§ **YOUR INSTRUCTIONS**: All entries must be repeated exactly. No picture should appear in the result.

§ **THE INPUT**:
-- Opening Marker --

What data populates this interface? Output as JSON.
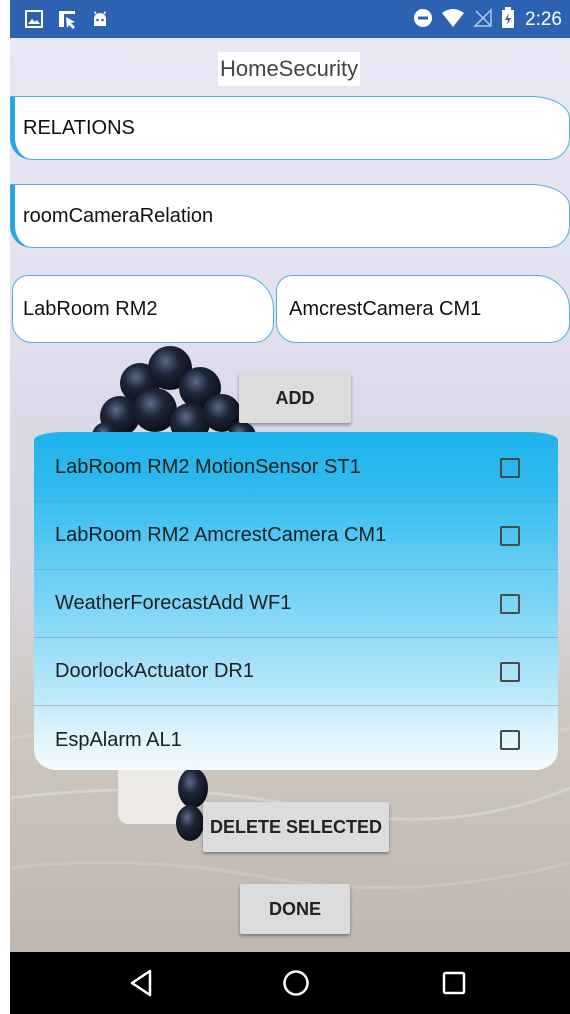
{
  "status_bar": {
    "time": "2:26",
    "left_icons": [
      "image-icon",
      "cast-icon",
      "android-icon"
    ],
    "right_icons": [
      "do-not-disturb-icon",
      "wifi-icon",
      "no-signal-icon",
      "battery-icon"
    ]
  },
  "app": {
    "title": "HomeSecurity",
    "relations_field": {
      "value": "RELATIONS"
    },
    "relation_name_field": {
      "value": "roomCameraRelation"
    },
    "room_field": {
      "value": "LabRoom RM2"
    },
    "camera_field": {
      "value": "AmcrestCamera CM1"
    },
    "add_label": "ADD",
    "list": [
      {
        "label": "LabRoom RM2 MotionSensor ST1",
        "checked": false
      },
      {
        "label": "LabRoom RM2 AmcrestCamera CM1",
        "checked": false
      },
      {
        "label": "WeatherForecastAdd WF1",
        "checked": false
      },
      {
        "label": "DoorlockActuator DR1",
        "checked": false
      },
      {
        "label": "EspAlarm AL1",
        "checked": false
      }
    ],
    "delete_label": "DELETE SELECTED",
    "done_label": "DONE"
  },
  "nav_bar": {
    "icons": [
      "back-icon",
      "home-icon",
      "recents-icon"
    ]
  },
  "colors": {
    "status_bar": "#2d62b3",
    "accent_blue": "#27a5e4",
    "list_top": "#1fb3ec",
    "button_gray": "#dcdcdc"
  }
}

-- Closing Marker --

§ **WORKED SOLUTION**:
What data populates this interface? Output as JSON.
{
  "status_bar": {
    "time": "2:26",
    "left_icons": [
      "image-icon",
      "cast-icon",
      "android-icon"
    ],
    "right_icons": [
      "do-not-disturb-icon",
      "wifi-icon",
      "no-signal-icon",
      "battery-icon"
    ]
  },
  "app": {
    "title": "HomeSecurity",
    "relations_field": {
      "value": "RELATIONS"
    },
    "relation_name_field": {
      "value": "roomCameraRelation"
    },
    "room_field": {
      "value": "LabRoom RM2"
    },
    "camera_field": {
      "value": "AmcrestCamera CM1"
    },
    "add_label": "ADD",
    "list": [
      {
        "label": "LabRoom RM2 MotionSensor ST1",
        "checked": false
      },
      {
        "label": "LabRoom RM2 AmcrestCamera CM1",
        "checked": false
      },
      {
        "label": "WeatherForecastAdd WF1",
        "checked": false
      },
      {
        "label": "DoorlockActuator DR1",
        "checked": false
      },
      {
        "label": "EspAlarm AL1",
        "checked": false
      }
    ],
    "delete_label": "DELETE SELECTED",
    "done_label": "DONE"
  },
  "nav_bar": {
    "icons": [
      "back-icon",
      "home-icon",
      "recents-icon"
    ]
  },
  "colors": {
    "status_bar": "#2d62b3",
    "accent_blue": "#27a5e4",
    "list_top": "#1fb3ec",
    "button_gray": "#dcdcdc"
  }
}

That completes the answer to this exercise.